Report back every line in the data that includes the string "phút".
----- EXERCISE INPUT
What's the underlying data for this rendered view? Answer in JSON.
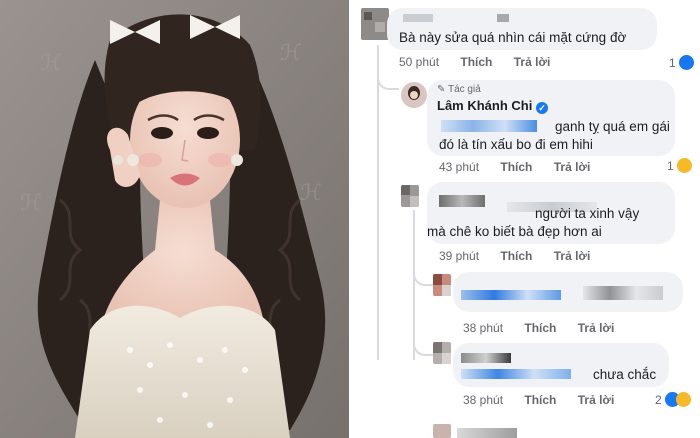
{
  "photo": {
    "description_colors": {
      "bg": "#8e8784",
      "hair": "#2a201c",
      "dress": "#e9e2d6"
    }
  },
  "comments": [
    {
      "text_lines": [
        "Bà này sửa quá nhìn cái mặt cứng đờ"
      ],
      "time": "50 phút",
      "like": "Thích",
      "reply": "Trả lời",
      "reaction_count": "1",
      "reaction": "like-icon"
    },
    {
      "author_badge": "Tác giả",
      "author": "Lâm Khánh Chi",
      "text_lines": [
        "ganh tỵ quá em gái",
        "đó là tín xấu bo đi em hihi"
      ],
      "time": "43 phút",
      "like": "Thích",
      "reply": "Trả lời",
      "reaction_count": "1",
      "reaction": "haha-icon"
    },
    {
      "text_lines": [
        "người ta xinh vậy",
        "mà chê ko biết bà đẹp hơn ai"
      ],
      "time": "39 phút",
      "like": "Thích",
      "reply": "Trả lời"
    },
    {
      "text_lines": [
        ""
      ],
      "time": "38 phút",
      "like": "Thích",
      "reply": "Trả lời"
    },
    {
      "text_lines": [
        "chưa chắc"
      ],
      "time": "38 phút",
      "like": "Thích",
      "reply": "Trả lời",
      "reaction_count": "2",
      "reaction": "like-icon"
    }
  ],
  "colors": {
    "accent_blue": "#1877f2",
    "bubble": "#f0f2f5",
    "meta": "#65676b"
  }
}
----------
ANSWER TO THIS TASK:
      "time": "50 phút",
      "time": "43 phút",
      "time": "39 phút",
      "time": "38 phút",
      "time": "38 phút",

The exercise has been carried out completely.